Remember last year when Matt Barnes was a contributor off the bench for the Lakers for much of the regular season before seeing his minutes decrease gradually culminating in not seeing the floor at all in Game 5 against Oklahoma City? Well this year, he’s been an instrumental member of one of the best second units in the NBA as a Clipper. Interesting what consistency can do for a player’s confidence, isn’t it?
Since taking over as head coach, Mike D’Antoni has been tinkering with the Lakers’ rotation like he’s playing NBA 2K13. It started with bringing Metta World Peace off the bench upon Steve Nash’s return against Golden State. A week later on the road against Denver, Darius Morris played the game’s first seven minutes, before taking in the rest of the game, as a spectator.
Not to mention, Antawn Jamison (remember him?) hasn’t logged a single minute in the last five Laker games despite being a forward that stretches the floor with his 3-point shooting ability, one of D’Antoni’s favorite skills as a player.
To be fair, with the amount of injuries that have hit the Lakers, D’Antoni has had no choice but to shuffle the deck. More changes are on the horizon as well, when backup point guard Steve Blake returns from injury, most likely cutting into Morris’ minutes. D’Antoni also just reached the 20th game coached milestone, in the Portland game on Dec. 28th, so we’ll cut him some slack with the fluctuating minutes he’s been handing the bench players.
Mitch Kupchak: Decide What You Want To Do With Pau Gasol and Convince Dwight Howard to Remain a Laker.

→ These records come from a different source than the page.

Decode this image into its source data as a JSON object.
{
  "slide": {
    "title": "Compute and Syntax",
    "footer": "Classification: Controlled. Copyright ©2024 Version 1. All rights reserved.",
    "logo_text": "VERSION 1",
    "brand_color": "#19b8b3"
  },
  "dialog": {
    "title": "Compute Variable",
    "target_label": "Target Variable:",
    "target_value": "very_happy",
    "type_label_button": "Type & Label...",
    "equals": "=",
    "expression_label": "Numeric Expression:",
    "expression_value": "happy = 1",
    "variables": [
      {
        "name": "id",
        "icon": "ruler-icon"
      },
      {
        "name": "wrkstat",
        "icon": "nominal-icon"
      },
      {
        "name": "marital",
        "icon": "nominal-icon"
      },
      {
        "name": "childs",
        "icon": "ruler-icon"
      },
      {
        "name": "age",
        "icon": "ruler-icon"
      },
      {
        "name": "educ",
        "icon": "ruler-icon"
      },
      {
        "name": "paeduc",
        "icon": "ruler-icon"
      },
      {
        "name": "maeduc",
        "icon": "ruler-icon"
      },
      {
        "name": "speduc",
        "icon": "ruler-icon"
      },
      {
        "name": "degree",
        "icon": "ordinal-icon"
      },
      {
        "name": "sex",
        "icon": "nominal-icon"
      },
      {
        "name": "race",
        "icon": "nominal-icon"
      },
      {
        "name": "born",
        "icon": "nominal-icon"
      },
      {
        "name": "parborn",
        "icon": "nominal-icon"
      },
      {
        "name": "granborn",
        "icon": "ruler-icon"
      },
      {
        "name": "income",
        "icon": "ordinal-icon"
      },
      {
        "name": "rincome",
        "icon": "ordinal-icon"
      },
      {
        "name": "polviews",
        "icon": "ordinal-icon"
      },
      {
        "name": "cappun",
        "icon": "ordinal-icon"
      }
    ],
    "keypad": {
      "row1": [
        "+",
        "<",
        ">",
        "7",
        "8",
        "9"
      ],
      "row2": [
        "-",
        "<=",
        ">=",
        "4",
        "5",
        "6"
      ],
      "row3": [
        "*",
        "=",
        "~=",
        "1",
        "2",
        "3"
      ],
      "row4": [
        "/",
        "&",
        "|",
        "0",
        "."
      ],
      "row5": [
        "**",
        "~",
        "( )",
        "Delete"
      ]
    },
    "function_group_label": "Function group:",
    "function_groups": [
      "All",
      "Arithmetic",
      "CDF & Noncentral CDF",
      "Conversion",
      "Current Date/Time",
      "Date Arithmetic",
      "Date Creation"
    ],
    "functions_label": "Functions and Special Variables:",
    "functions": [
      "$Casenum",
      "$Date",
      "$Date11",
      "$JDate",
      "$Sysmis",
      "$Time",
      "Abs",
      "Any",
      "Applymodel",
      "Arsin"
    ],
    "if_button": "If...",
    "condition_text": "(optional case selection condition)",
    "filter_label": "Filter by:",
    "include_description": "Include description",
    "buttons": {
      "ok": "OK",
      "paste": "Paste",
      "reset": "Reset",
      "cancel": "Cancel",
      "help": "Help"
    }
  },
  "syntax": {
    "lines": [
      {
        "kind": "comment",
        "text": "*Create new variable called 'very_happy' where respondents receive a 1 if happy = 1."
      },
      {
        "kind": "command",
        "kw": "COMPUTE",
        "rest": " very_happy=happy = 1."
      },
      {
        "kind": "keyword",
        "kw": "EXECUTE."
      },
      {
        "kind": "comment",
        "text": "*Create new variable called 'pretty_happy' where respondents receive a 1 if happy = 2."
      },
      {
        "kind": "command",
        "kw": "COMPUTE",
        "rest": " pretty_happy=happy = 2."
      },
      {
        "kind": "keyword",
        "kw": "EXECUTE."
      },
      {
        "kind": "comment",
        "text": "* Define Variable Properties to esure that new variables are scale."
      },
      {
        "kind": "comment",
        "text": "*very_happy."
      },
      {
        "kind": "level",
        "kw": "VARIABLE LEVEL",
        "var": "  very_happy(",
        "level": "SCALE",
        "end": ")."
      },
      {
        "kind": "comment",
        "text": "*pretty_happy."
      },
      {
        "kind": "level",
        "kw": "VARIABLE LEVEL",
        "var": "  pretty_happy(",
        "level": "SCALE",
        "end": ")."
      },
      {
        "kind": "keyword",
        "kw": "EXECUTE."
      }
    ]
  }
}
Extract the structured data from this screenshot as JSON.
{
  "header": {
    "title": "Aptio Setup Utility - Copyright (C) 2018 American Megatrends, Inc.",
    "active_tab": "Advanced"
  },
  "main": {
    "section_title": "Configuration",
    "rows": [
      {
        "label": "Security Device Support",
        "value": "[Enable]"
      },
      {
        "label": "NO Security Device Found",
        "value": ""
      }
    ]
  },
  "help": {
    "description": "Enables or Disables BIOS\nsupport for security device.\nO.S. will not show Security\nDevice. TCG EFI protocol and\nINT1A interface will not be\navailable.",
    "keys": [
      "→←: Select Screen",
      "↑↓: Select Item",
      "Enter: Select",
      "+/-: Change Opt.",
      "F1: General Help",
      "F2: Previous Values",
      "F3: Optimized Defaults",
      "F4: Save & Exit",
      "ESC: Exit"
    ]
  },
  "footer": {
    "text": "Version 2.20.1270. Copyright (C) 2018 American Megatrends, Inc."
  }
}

Pau Gasol has been on the trading block for what seems like an eternity now. The trade rumors reached a climax last season when even Kobe got tired of hearing it. He publicly defended Pau last February by saying: “I wish (Lakers) management would come out and either trade him or not trade him, It’s just tough for a player to give his all when you don’t know if you’re going to be here tomorrow. I’d rather them not trade him at all but if they’re going to do something, I wish they would just … do it.”
After the Lakers traded Andrew Bynum and others for Dwight Howard this past off-season, Bryant echoed his sentiment claiming that as long as he is a Laker, Pau will be one as well.
Unfortunately Gasol has been plagued by his knee tendinitis and now plantar fasciitis this season, which ignited the trade Pau bandwagon again. This year’s trade rumours have revolved around shipping Gasol north of the border to the Raptors in exchange for Andrea Bargnani and Jose Calderon. Enough is enough, with a year and a half left on his contract it’s time for Kupchak to decide whether or not to keep the Spaniard, who not too long ago transformed the Lakers from a team that struggled to get out of the first round to a legitimate contender again.
Speaking of contracts, Dwight Howard’s expires up this summer. While he’s sure to receive a flurry of offers from every team that is under the salary cap, the Lakers can offer Howard a five-year-max-level-deal worth $100 million while other interested suitors could only offer him four-years worth approximately $80 million. Sure, the $20 additional million Howard can pocket may entice Dwight to remain a Laker, but if insists that winning a championship is his end goal then staying with the Lakers beyond the Kobe era may be a risky situation, as no player besides Nash is locked up beyond the 2013-14 season.
Retaining Howard should be the Lakers’ primary new year’s resolution, to continue the pipeline of iconic Laker centers that have been a staple at the Staples Center (I’m aware George Mikan, Kareem and Wilt never played at Staples but I couldn’t resist the pun) The good news for Laker fans is that Mitch Kupchak has a track record of trading spare change for $100 bills, let’s hope that trend continues in the year 2013.